Okay, Google, what's going on with the Pixel 2 XL's screen? No, not the weird color balance issue from last week, there's another potential problem.

As reported on Twitter by Android Central's Alex Dobie — showing off the screen of his Pixel 2 XL — the OLED screens in Google's latest smartphones may be suffering from burn-in. And while this kind of decay could be seen as normal after years with a device, for the flagship device to already be showing signs of age less than a month into its life is disconcerting to say the least.

Editor's Note: We tested our own Pixel 2 XL by leaving it on a static image with the navigation bar exposed at full brightness for an hour, and didn't notice any burn in.

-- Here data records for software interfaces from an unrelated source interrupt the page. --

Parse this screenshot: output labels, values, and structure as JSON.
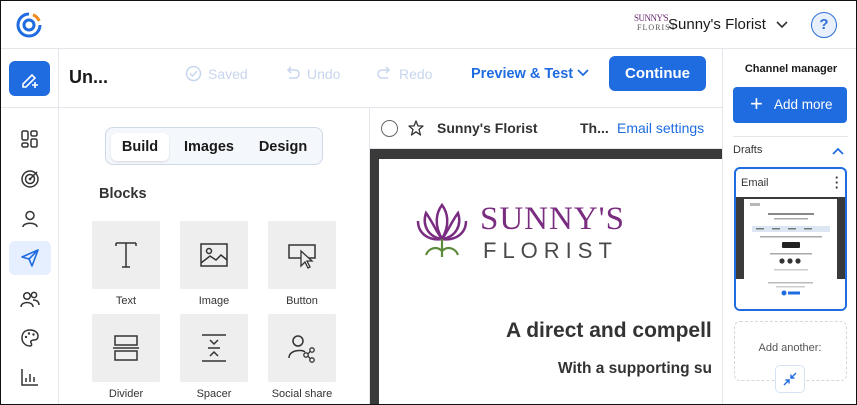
{
  "header": {
    "brand_logo_text_line1": "SUNNY'S",
    "brand_logo_text_line2": "FLORIST",
    "account_name": "Sunny's Florist",
    "help_label": "?"
  },
  "toolbar": {
    "doc_title": "Un...",
    "saved_label": "Saved",
    "undo_label": "Undo",
    "redo_label": "Redo",
    "preview_label": "Preview & Test",
    "continue_label": "Continue"
  },
  "build_panel": {
    "tabs": [
      {
        "label": "Build",
        "active": true
      },
      {
        "label": "Images",
        "active": false
      },
      {
        "label": "Design",
        "active": false
      }
    ],
    "blocks_title": "Blocks",
    "blocks": [
      {
        "label": "Text",
        "icon": "text-icon"
      },
      {
        "label": "Image",
        "icon": "image-icon"
      },
      {
        "label": "Button",
        "icon": "button-icon"
      },
      {
        "label": "Divider",
        "icon": "divider-icon"
      },
      {
        "label": "Spacer",
        "icon": "spacer-icon"
      },
      {
        "label": "Social share",
        "icon": "social-share-icon"
      }
    ]
  },
  "email_preview": {
    "from_name": "Sunny's Florist",
    "subject_truncated": "Th...",
    "email_settings_label": "Email settings",
    "logo_line1": "SUNNY'S",
    "logo_line2": "FLORIST",
    "headline": "A direct and compell",
    "subheadline": "With a supporting su"
  },
  "channel_manager": {
    "title": "Channel manager",
    "add_more_label": "Add more",
    "drafts_label": "Drafts",
    "draft_card_title": "Email",
    "add_another_label": "Add another:"
  },
  "colors": {
    "primary": "#1f6ce0",
    "brand_purple": "#7a2d80",
    "canvas_dark": "#3a3a3a"
  }
}
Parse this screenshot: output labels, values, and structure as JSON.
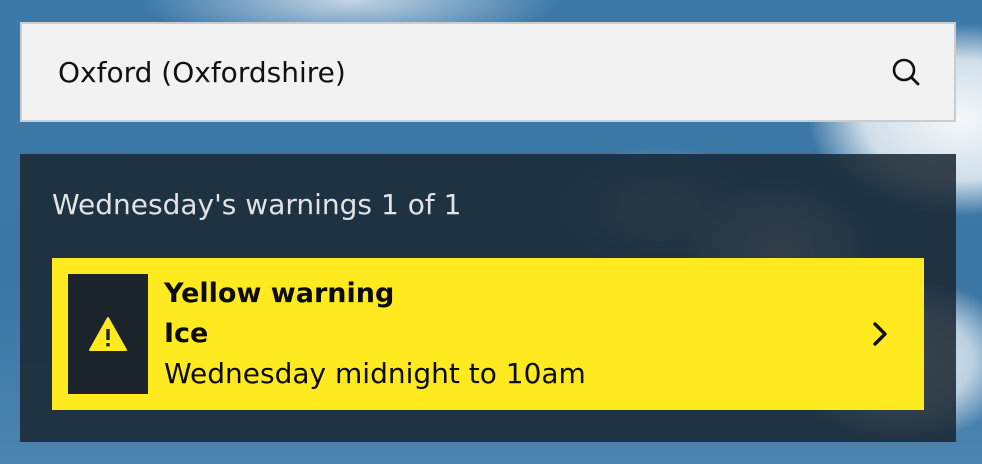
{
  "search": {
    "value": "Oxford (Oxfordshire)",
    "icon": "search-icon"
  },
  "warnings": {
    "heading_day": "Wednesday's warnings",
    "heading_count": "1 of 1",
    "items": [
      {
        "level": "Yellow warning",
        "type": "Ice",
        "time": "Wednesday midnight to 10am",
        "icon": "warning-triangle-icon",
        "color": "#ffea1f"
      }
    ]
  },
  "colors": {
    "panel": "#1a2632",
    "card": "#ffea1f",
    "icon_box": "#1b232b"
  }
}
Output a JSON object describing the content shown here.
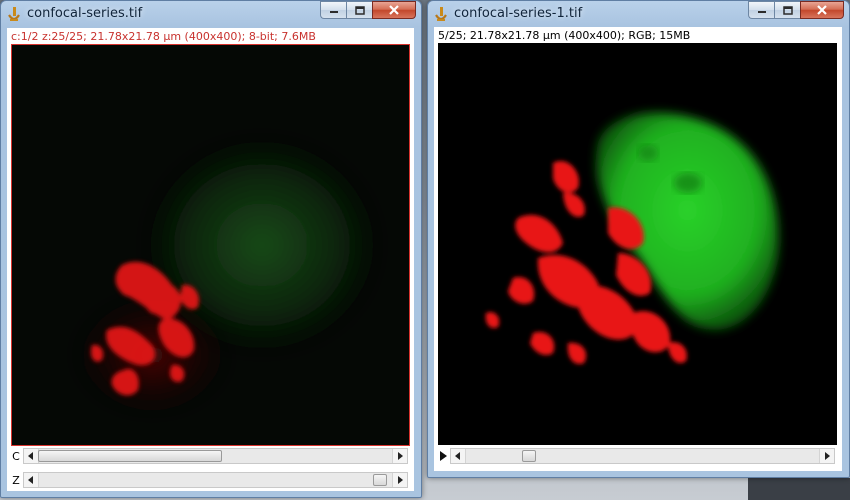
{
  "window_left": {
    "title": "confocal-series.tif",
    "info": "c:1/2 z:25/25; 21.78x21.78 µm (400x400); 8-bit; 7.6MB",
    "sliders": [
      {
        "label": "C",
        "position": 1,
        "count": 2
      },
      {
        "label": "Z",
        "position": 25,
        "count": 25
      }
    ]
  },
  "window_right": {
    "title": "confocal-series-1.tif",
    "info": "5/25; 21.78x21.78 µm (400x400); RGB; 15MB",
    "slider": {
      "position": 5,
      "count": 25
    }
  },
  "icons": {
    "app": "imagej-icon",
    "minimize": "minimize-icon",
    "maximize": "maximize-icon",
    "close": "close-icon",
    "play": "play-icon"
  },
  "colors": {
    "info_red": "#c8322e",
    "channel_red": "#ff1a1a",
    "channel_green": "#22cc22",
    "titlebar": "#b9d1ea",
    "close_button": "#c3472c"
  }
}
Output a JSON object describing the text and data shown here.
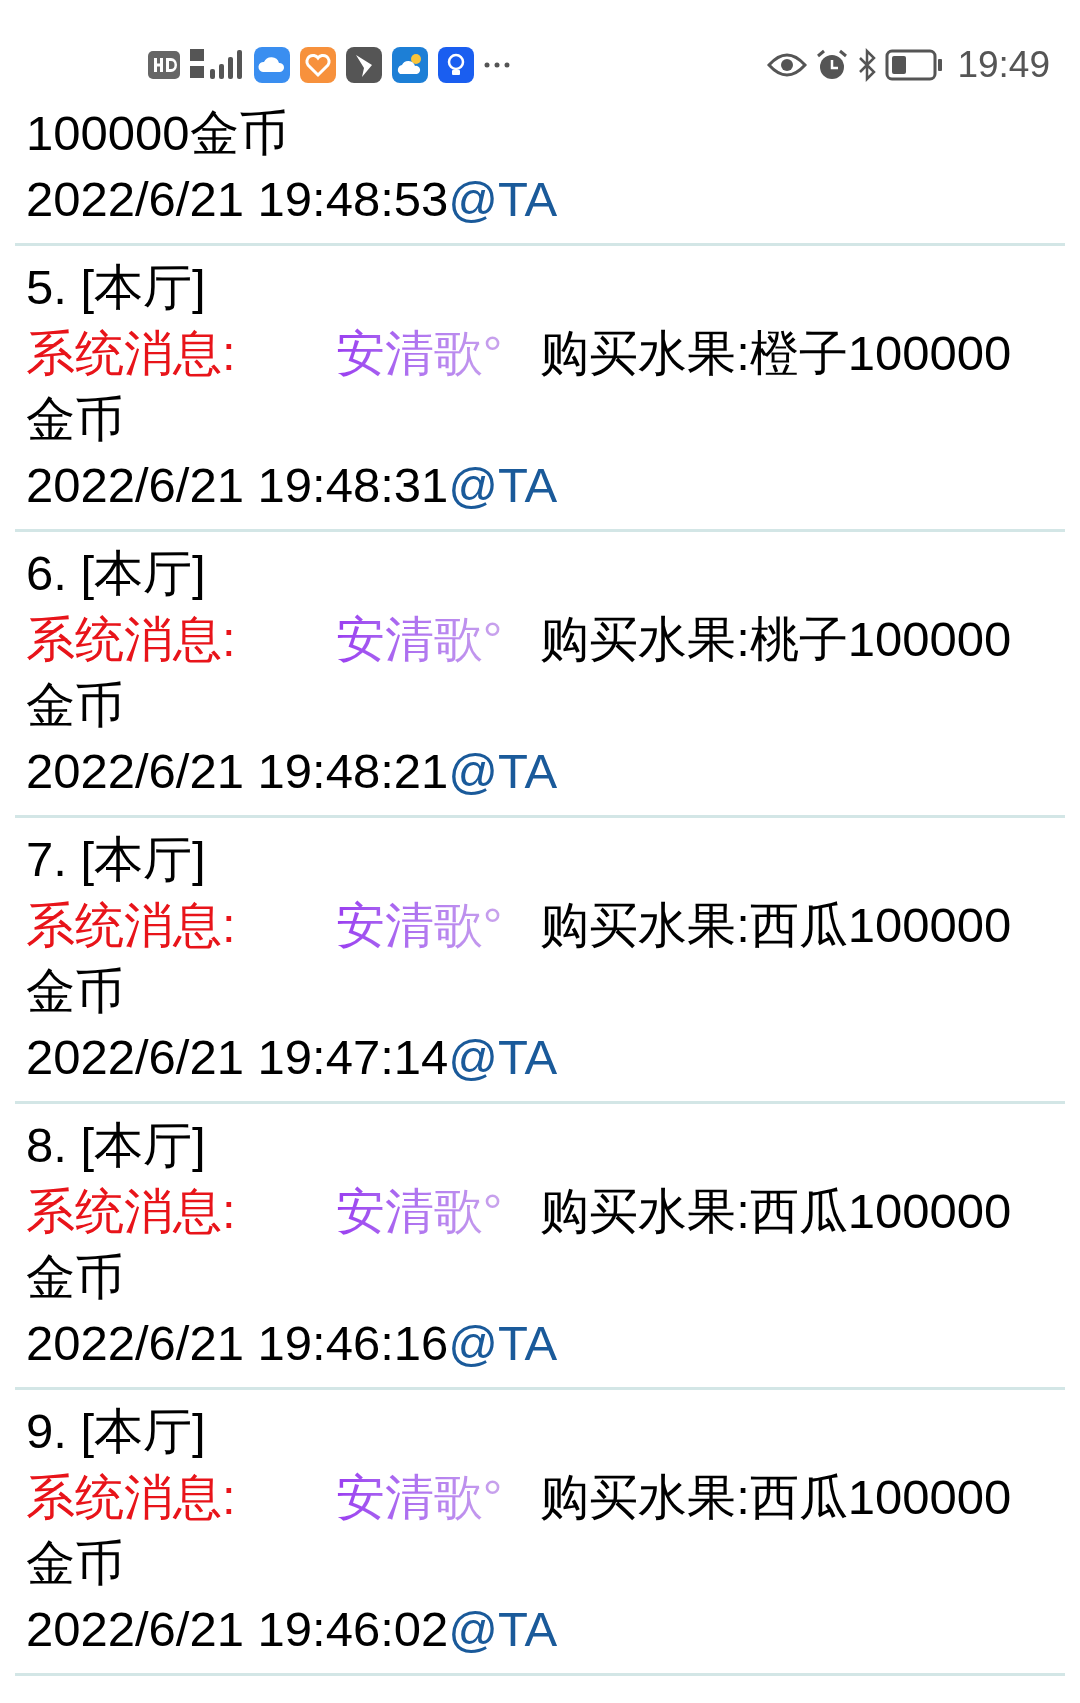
{
  "status_bar": {
    "time": "19:49"
  },
  "top_partial": {
    "lines": [
      "100000金币"
    ],
    "timestamp": "2022/6/21 19:48:53",
    "mention": "@TA"
  },
  "entries": [
    {
      "header": "5. [本厅]",
      "label": "系统消息:",
      "user": "安清歌°",
      "message": "购买水果:橙子100000金币",
      "timestamp": "2022/6/21 19:48:31",
      "mention": "@TA"
    },
    {
      "header": "6. [本厅]",
      "label": "系统消息:",
      "user": "安清歌°",
      "message": "购买水果:桃子100000金币",
      "timestamp": "2022/6/21 19:48:21",
      "mention": "@TA"
    },
    {
      "header": "7. [本厅]",
      "label": "系统消息:",
      "user": "安清歌°",
      "message": "购买水果:西瓜100000金币",
      "timestamp": "2022/6/21 19:47:14",
      "mention": "@TA"
    },
    {
      "header": "8. [本厅]",
      "label": "系统消息:",
      "user": "安清歌°",
      "message": "购买水果:西瓜100000金币",
      "timestamp": "2022/6/21 19:46:16",
      "mention": "@TA"
    },
    {
      "header": "9. [本厅]",
      "label": "系统消息:",
      "user": "安清歌°",
      "message": "购买水果:西瓜100000金币",
      "timestamp": "2022/6/21 19:46:02",
      "mention": "@TA"
    }
  ]
}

MORE: Is the Pixel 2 XL's Screen Really That Bad? Here's Our Take

Specifically, the issue seen in Dobie's photo is that icons for Android's navigation buttons (back, home and recent apps) have already been burned into his 6-inch phone's screen, as we can see them (albeit faintly), when he pulls up a solid grey background. We will be examining our review units to look for such an issue, as OLED screen burn-in is no laughing matter when you've spent over $849 on a device.

Credit: Shaun Lucas/Tom's Guide

(Image credit: Shaun Lucas/Tom's Guide)

The issue seen in the above Pixel 2 XL can't be immediately defined as burn-in, though, as OLED screens can also encounter image retention. In a statement to The Verge, Google defended its smartphone's display, but noted this report has triggered an active investigation:

The Pixel 2 XL screen has been designed with an advanced POLED technology, including QHD+ resolution, wide color gamut, and high contrast ratio for natural and beautiful colors and renderings. We put all of our products through extensive quality testing before launch and in the manufacturing of every unit. We are actively investigating this report.

OLED display burn-in is such a well-known issue, in fact, that Apple wrote "burn-in mitigation" code into iOS 11 so it can prevent this kind of issue in the forthcoming iPhone X. 

We'll make sure to follow this story, as losing parts of your screen due to burn-in is a major bummer. Bezels are one thing, but digital artifacts cluttering your phone's panel are even worse.